The glass cabinets of grandmothers are always filled with mysteries. It was from that trove of trinkets that the little girl pulled the one thing she thought wouldn’t be missed – a cup. It was silver speckled with rust, and it had rubies embedded in its side. She didn’t know they were real rubies when she bundled it under her shirt. It looked so ordinary sitting behind the jewellery and porcelain statues.
Her grandmother stirred soup in the kitchen, her wooden spoon cutting through steam and splashing drops onto her apron as she worked. The smell of pumpkin wafted through the house, as well as a bite of apple and mint. It followed her through the door and clung to her skin, until the wind had time to wash it away. She hurried to the herb garden with the cup pressed to her skin. When she kneeled in the dirt and pulled the cup out from its hiding place, she stopped to look at the finely cut rubies and the triangles that glittered within. It looked like another dimension.
She plunged the cup into the earth and packed the soil in tight before flipping it on its head. Her grandmother’s voice drifted into the garden. She was singing the same twisted lullabies that she’d so often been caught humming to herself before bed, or over a good book. The little girl hummed along, while pulling dirt out of the garden bed and building an empire out of the piles. Each had the same intricate detailing on the outside, matching the cups interior. It was a pattern that had been pressed into the silver well before the little girl was a thought in her parents’ minds – before she was a thought in the worlds’.
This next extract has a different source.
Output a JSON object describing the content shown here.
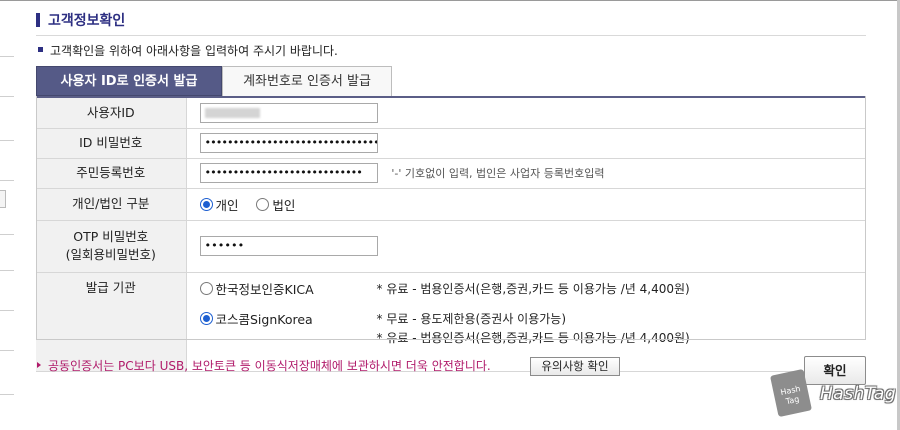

The last note sung far in the kitchen, where the sun had just poked in through the blinds and hit the counter. The little girl placed the sparkling cup atop her creation. The crown of the kingdom. She didn’t notice the swishing footsteps of her grandmother closing in by her side. She got up and dusted off her knees before stepping back to admire her work. Her grandmother’s hands slid to her shoulders. She jumped when the long fingers squeezed by her collarbones.
“You scared me Grandma!” she looked up, hesitantly. Her grandmother scowled, the fine wrinkles pressing deeper into her skin. “I… I made a princess castle!”
Her grandmother sighed and patted at her shoulder. The little girl stepped past her, looking back at her castle before fleeing to the waiting concoction inside, following the smell streaming from the open door as a path.
Her grandmother stood with her hands on her aproned hips, a smile on her crooked lips. When she bent down she held a hand to her spine, just in case it cracked. In the other she held the skinny neck of the cup. She didn’t brush the dirt off the silver. She bent further and scooped new dirt into the cup. The last ingredient of her potion.